Ohio Supreme Court holds that general contractor’s insurance policy does not cover defective work performed by subcontractors
This decision contrasts with decisions from courts in other states, which have found faulty workmanship of subcontractors is covered under CGL policies. The decision also reinforces a 2012 Ohio Supreme Court decision in Westfield Insurance v. Custom Agri Systems where the court found that property damage caused by a contractor’s own faulty workmanship is not covered.

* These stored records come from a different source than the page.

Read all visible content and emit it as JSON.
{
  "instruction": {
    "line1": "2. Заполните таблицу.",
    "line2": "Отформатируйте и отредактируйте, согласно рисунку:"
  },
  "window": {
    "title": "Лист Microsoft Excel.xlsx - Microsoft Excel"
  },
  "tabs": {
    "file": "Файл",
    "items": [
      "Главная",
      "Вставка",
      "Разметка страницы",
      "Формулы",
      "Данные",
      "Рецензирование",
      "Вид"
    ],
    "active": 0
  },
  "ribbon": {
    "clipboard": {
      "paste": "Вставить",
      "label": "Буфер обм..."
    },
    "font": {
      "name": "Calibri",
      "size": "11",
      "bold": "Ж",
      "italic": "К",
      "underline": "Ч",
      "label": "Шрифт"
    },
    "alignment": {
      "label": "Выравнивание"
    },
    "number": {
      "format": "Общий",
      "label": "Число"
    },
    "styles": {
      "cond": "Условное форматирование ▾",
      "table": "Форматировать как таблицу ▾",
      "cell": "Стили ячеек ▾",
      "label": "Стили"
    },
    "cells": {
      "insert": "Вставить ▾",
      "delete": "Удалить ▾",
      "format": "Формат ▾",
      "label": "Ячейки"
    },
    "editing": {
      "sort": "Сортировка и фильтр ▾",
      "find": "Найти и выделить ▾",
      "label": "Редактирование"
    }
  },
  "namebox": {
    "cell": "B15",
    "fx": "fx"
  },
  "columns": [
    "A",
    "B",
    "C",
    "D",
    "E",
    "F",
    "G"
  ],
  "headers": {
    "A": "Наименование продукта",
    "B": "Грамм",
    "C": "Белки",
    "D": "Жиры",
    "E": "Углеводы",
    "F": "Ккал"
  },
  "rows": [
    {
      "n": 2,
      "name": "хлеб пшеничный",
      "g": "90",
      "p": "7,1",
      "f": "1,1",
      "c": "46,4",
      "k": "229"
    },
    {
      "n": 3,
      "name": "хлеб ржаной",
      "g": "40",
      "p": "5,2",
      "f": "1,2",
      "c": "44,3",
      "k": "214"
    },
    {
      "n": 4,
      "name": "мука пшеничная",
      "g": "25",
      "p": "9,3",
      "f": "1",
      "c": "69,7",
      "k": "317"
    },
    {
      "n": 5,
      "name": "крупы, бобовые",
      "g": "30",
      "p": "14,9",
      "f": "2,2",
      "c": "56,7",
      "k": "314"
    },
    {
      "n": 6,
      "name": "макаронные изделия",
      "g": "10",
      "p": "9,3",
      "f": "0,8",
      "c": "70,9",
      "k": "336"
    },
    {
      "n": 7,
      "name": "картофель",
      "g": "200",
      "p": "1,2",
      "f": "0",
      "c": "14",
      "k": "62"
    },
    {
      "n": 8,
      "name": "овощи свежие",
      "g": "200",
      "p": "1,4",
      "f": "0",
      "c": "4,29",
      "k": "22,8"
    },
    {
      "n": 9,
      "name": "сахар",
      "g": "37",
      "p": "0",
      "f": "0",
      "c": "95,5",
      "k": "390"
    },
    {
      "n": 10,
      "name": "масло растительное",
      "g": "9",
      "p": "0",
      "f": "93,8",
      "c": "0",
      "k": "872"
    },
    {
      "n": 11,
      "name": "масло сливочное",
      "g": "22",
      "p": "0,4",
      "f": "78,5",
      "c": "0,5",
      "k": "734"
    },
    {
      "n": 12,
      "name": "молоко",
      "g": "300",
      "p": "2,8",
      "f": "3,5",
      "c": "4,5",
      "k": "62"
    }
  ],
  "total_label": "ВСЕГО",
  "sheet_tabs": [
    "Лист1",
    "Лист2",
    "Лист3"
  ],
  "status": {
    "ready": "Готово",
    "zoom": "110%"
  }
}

The court declined to follow the majority of states that do hold that faulty workmanship (including the faulty work of a subcontractor) is a covered “occurrence” under the typical insurance policy by implying that defective work of a subcontractor is a business risk that general contractors can control and is therefore not “fortuitous” and therefore not “accidental” under the language of the policy at issue. The court went on to state that it was constrained by unambiguous language in the insurance policy and that perhaps interested parties could work to have legislation adopted to define whether defective work of a subcontractor is in fact an occurrence under a CGL policy.
This decision now exposes contractors throughout the state to potential liability for correcting defective work (and any resultant damage) that they previously believed would be covered by insurance they had purchased years ago.
The Ohio General Assembly could change the law to require that any GCL policy sold in the state must cover property damage caused by faulty workmanship. However, unless and until that happens, construction contractors need to understand the policies they thought would be available to cover them for defective work (and any resultant damage resulting from that defective work) will not do so. Those policies will only apply in the event of third party personal injuries, death or property damage (with property damage only being covered if it results from a construction “accident” – insurance will not pay to repair or replace defective construction and any resultant damage).
Click here to read the court decision. Contact one of our construction attorneys below if you have questions on this or other construction law issues.